The Government are committed to strengthening the links between the four nations of the Union. The Prime Minister is taking personal charge, as Minister for the Union, supported by the Cabinet Office. We have boosted spending across the Union, including a further £300 million of new growth deal funding, which will open up opportunities for cities and regions across Wales, Scotland and Northern Ireland.
We are arguably the greatest Union the world has ever seen. We have done so much for mankind and democracy across the world for generations. Does my right hon. Friend agree that we would be foolish to throw away this most valuable of Unions on what I believe is a passing whim?
As ever, I agree with my hon. Friend. I am pleased to see that his powers of oration have not dimmed. Ours is the most successful political and economic Union in history, and our four nations are safer, stronger and more prosperous together. We are deeply committed to keeping our family of nations together.
Anybody would think the hon. Member for Clacton (Giles Watling) had once been an actor.
In a week in which we have seen a poll indicate that more voters support independence, threatening to split the Union, can my right hon. Friend tell me what work he is doing to build on the last Administration’s work to get UK Departments engaging with, and getting more of a presence in, the devolved nations?
My hon. Friend makes an important point. We have introduced new measures to ensure that the Union and devolved matters are properly considered as part of the process for developing and agreeing Government policy. Lord Dunlop’s independent review of UK Government capability will report in the autumn and make recommendations on how UK Government structures can continue to strengthen the working of the Union.
This is not the time for yah-boo politics. This is a most serious question—most serious because many experts outside this House believe that we are on course for a break-up of the United Kingdom as a result of the way this Government are handling the European Union and Brexit. Is the Minister not worried about that?
I thought the hon. Gentleman would be greatly heartened by the fact that, finally, the Prime Minister has agreed a deal—one that was voted for by this House last night—that enables a smooth transition out of the European Union, which will do much to enhance our Union.
The Government’s confidence and supply arrangement with the DUP says that the Government will never be neutral in expressing support for the Union, that the DUP will support the Government in all legislation pertaining to Brexit, and that the arrangement will be reviewed after each parliamentary Session. Will the Minister update us on all three points, please?
I find the approach of the nationalist party quite extraordinary—really quite extraordinary. I voted remain. I accept the outcome of the referendum and have supported it at every stage. The hon. Gentleman’s party appears to want to do two things: to ignore two previous referendums and to have two further referendums next year, 2020. It is the last thing the people of this country want.
Does the Minister agree that to strengthen the Union, it is important to have a close dialogue with communities in Northern Ireland about how the detail of the new arrangements for trade between Great Britain and Northern Ireland would work, to reassure them?

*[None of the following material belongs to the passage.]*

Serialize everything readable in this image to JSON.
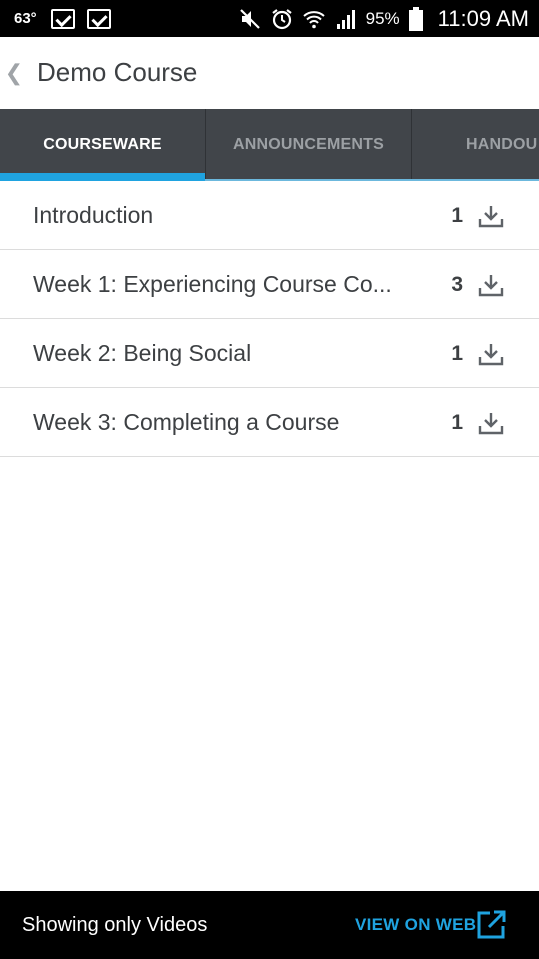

My hon. Friend makes an important point, and that is exactly the commitment that the Prime Minister has given.
Back in the 2014 Scottish referendum, the winning side promised that Scotland’s views would not be ignored in the Union, yet on the matter that has consumed British politics for the past four years, the opinions of the Scottish people and their elected representatives have consistently been sidelined. The Minister will know that that has driven many people to reconsider their faith in the Union. Does he have any regrets about how the Conservative party has approached this matter?

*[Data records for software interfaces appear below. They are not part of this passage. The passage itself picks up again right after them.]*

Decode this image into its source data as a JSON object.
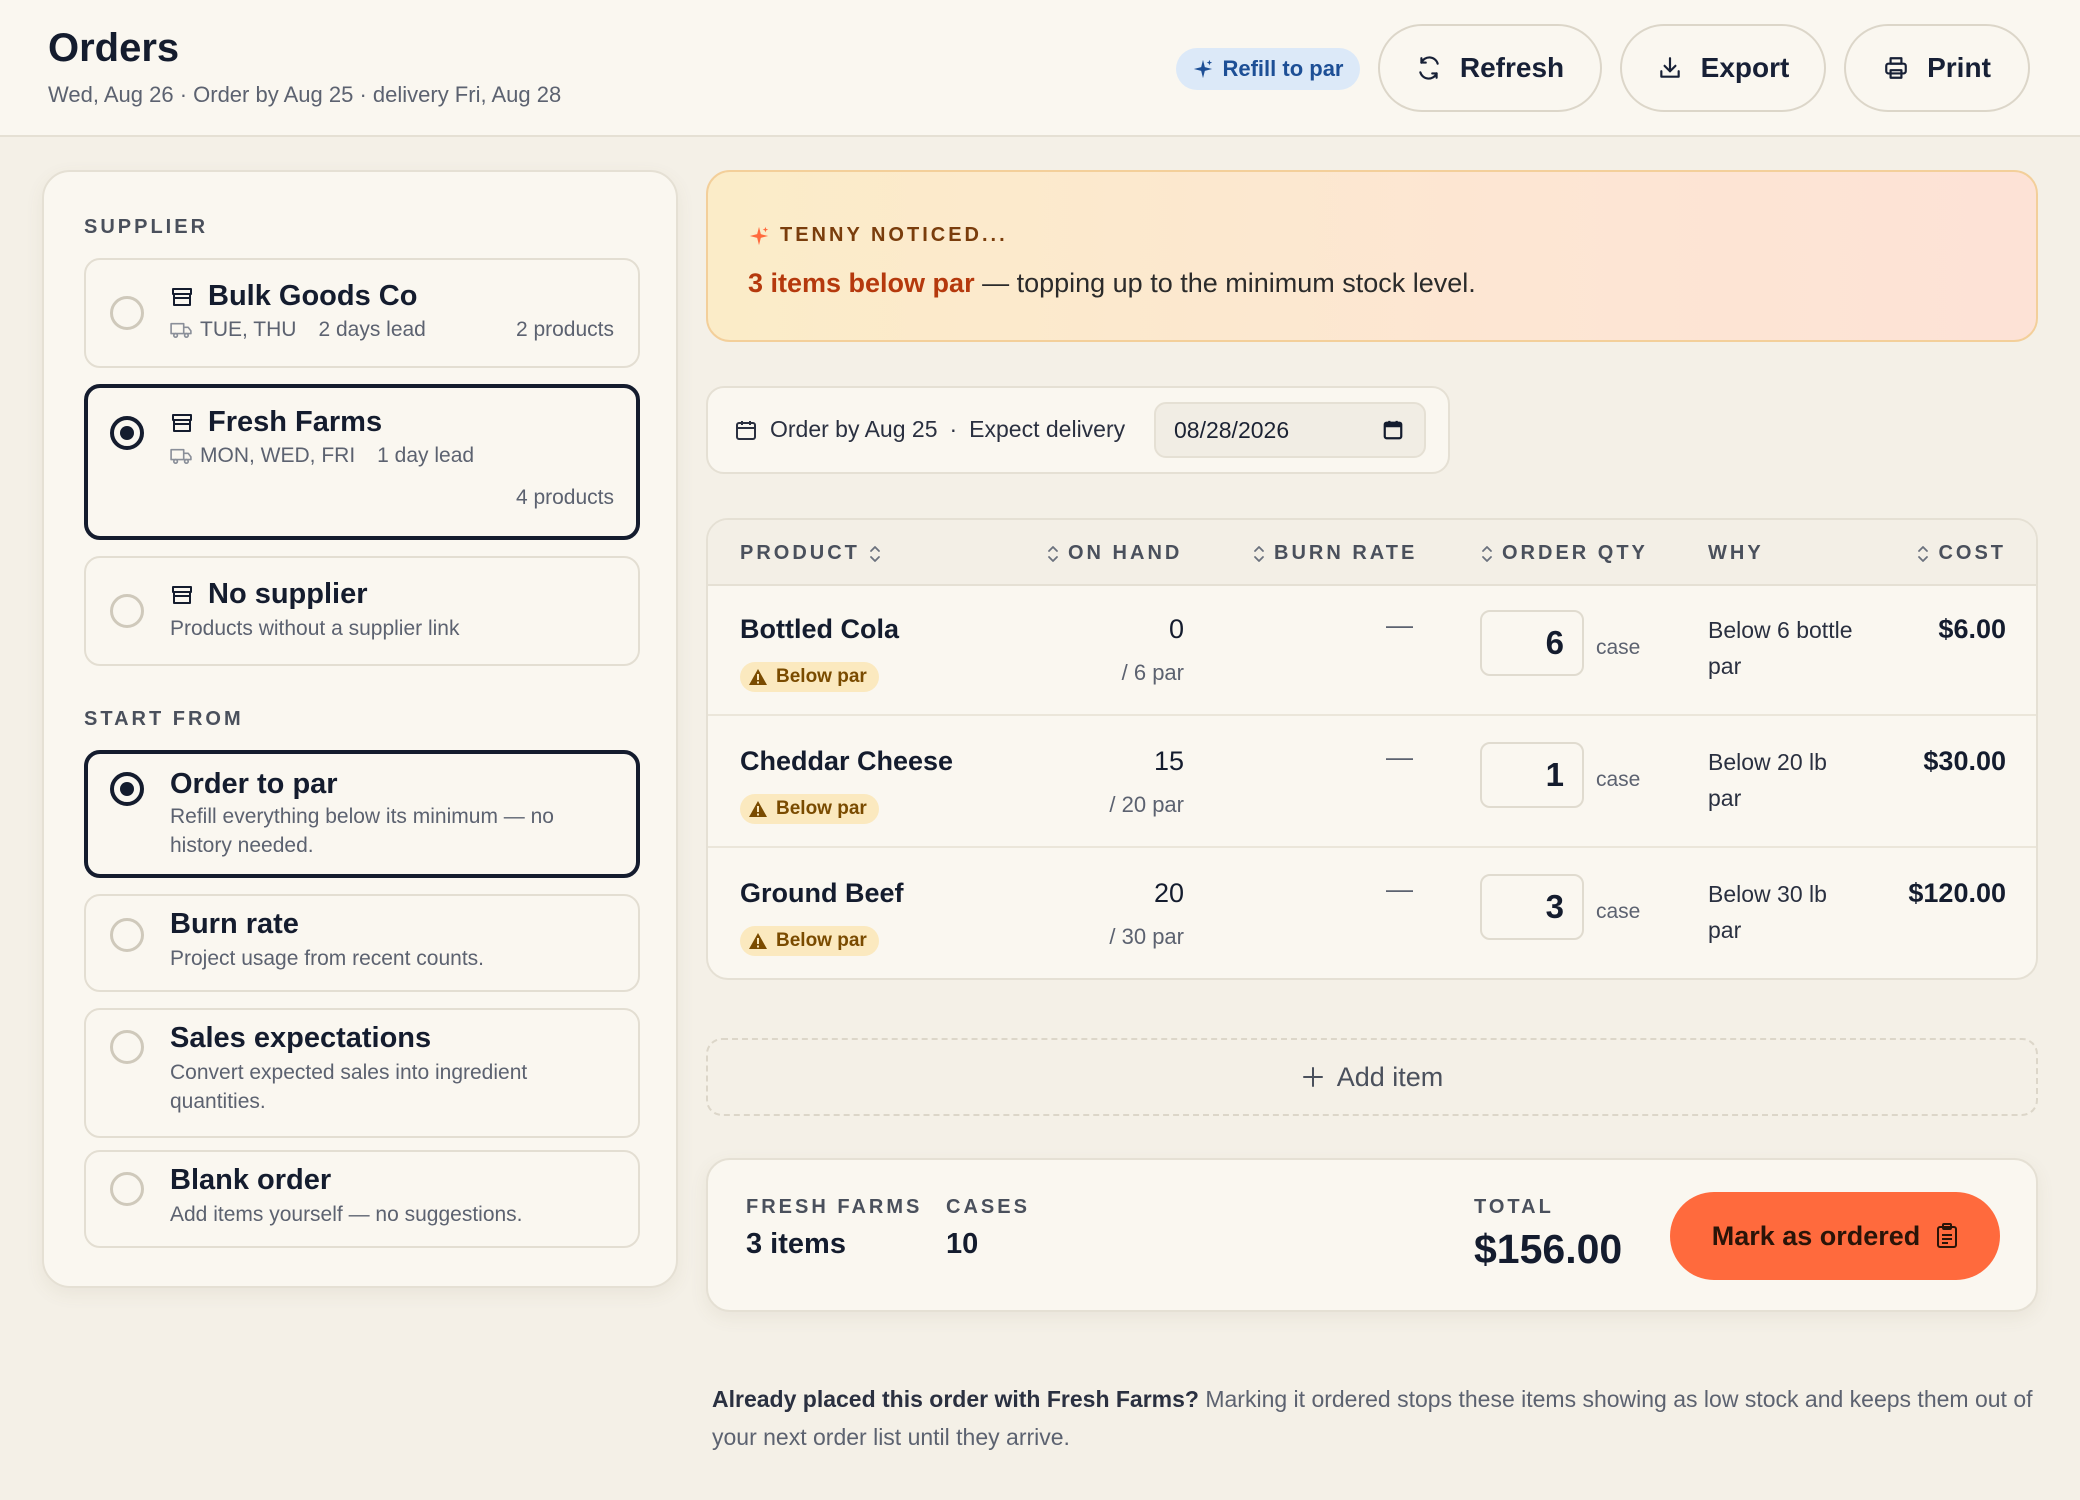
{
  "header": {
    "title": "Orders",
    "subtitle": "Wed, Aug 26 · Order by Aug 25 · delivery Fri, Aug 28",
    "refill_pill": "Refill to par",
    "refresh": "Refresh",
    "export": "Export",
    "print": "Print"
  },
  "sidebar": {
    "supplier_label": "SUPPLIER",
    "suppliers": [
      {
        "name": "Bulk Goods Co",
        "days": "TUE, THU",
        "lead": "2 days lead",
        "count": "2 products",
        "selected": false
      },
      {
        "name": "Fresh Farms",
        "days": "MON, WED, FRI",
        "lead": "1 day lead",
        "count": "4 products",
        "selected": true
      },
      {
        "name": "No supplier",
        "desc": "Products without a supplier link",
        "selected": false
      }
    ],
    "start_label": "START FROM",
    "starts": [
      {
        "title": "Order to par",
        "desc": "Refill everything below its minimum — no history needed.",
        "selected": true
      },
      {
        "title": "Burn rate",
        "desc": "Project usage from recent counts.",
        "selected": false
      },
      {
        "title": "Sales expectations",
        "desc": "Convert expected sales into ingredient quantities.",
        "selected": false
      },
      {
        "title": "Blank order",
        "desc": "Add items yourself — no suggestions.",
        "selected": false
      }
    ]
  },
  "notice": {
    "label": "TENNY NOTICED...",
    "strong": "3 items below par",
    "rest": " — topping up to the minimum stock level."
  },
  "datebar": {
    "order_by": "Order by Aug 25",
    "sep": "·",
    "expect": "Expect delivery",
    "date_value": "08/28/2026"
  },
  "table": {
    "columns": [
      "PRODUCT",
      "ON HAND",
      "BURN RATE",
      "ORDER QTY",
      "WHY",
      "COST"
    ],
    "rows": [
      {
        "product": "Bottled Cola",
        "badge": "Below par",
        "on_hand": "0",
        "par": "/ 6 par",
        "burn": "—",
        "qty": "6",
        "unit": "case",
        "why": "Below 6 bottle par",
        "cost": "$6.00"
      },
      {
        "product": "Cheddar Cheese",
        "badge": "Below par",
        "on_hand": "15",
        "par": "/ 20 par",
        "burn": "—",
        "qty": "1",
        "unit": "case",
        "why": "Below 20 lb par",
        "cost": "$30.00"
      },
      {
        "product": "Ground Beef",
        "badge": "Below par",
        "on_hand": "20",
        "par": "/ 30 par",
        "burn": "—",
        "qty": "3",
        "unit": "case",
        "why": "Below 30 lb par",
        "cost": "$120.00"
      }
    ]
  },
  "add_item": "Add item",
  "summary": {
    "supplier_label": "FRESH FARMS",
    "items": "3 items",
    "cases_label": "CASES",
    "cases": "10",
    "total_label": "TOTAL",
    "total": "$156.00",
    "mark_button": "Mark as ordered"
  },
  "bottom_note": {
    "strong": "Already placed this order with Fresh Farms?",
    "rest": " Marking it ordered stops these items showing as low stock and keeps them out of your next order list until they arrive."
  },
  "colors": {
    "accent": "#ff6a3d",
    "ink": "#141c2e",
    "badge_bg": "#fbe9bf",
    "notice_strong": "#b5390d",
    "pill_bg": "#dce9f8"
  },
  "icons": {
    "refill": "sparkle-icon",
    "refresh": "refresh-icon",
    "export": "download-icon",
    "print": "printer-icon",
    "supplier": "store-icon",
    "delivery": "truck-icon",
    "notice": "sparkle-icon",
    "calendar": "calendar-icon",
    "sort": "sort-icon",
    "warning": "warning-icon",
    "add": "plus-icon",
    "mark": "clipboard-icon"
  }
}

The hon. Gentleman talks about commitments, but I remember the commitment from the leader of the Scottish nationalists in Scotland, who said the referendum was a once-in-a-generation event. As for how many people voted, more people voted to leave in Scotland than voted for the Scottish National party.
Last week, the Government threw the DUP and every Unionist in Northern Ireland under a bus—presumably the bus with lies on the side about NHS funding and the EU that the Prime Minister spent so much of 2016 riding around the country in—providing the SNP with sackfuls of ammunition for its campaign promoting a referendum on independence. Why are the Government more concerned about Brexit than they are about maintaining the integrity of the United Kingdom?
The Government remain committed to maintaining the unity of our United Kingdom. That is why the Prime Minister has negotiated a deal that enables Northern Ireland to leave the customs union alongside the rest of the United Kingdom and has a consent mechanism for the arrangements included in that treaty.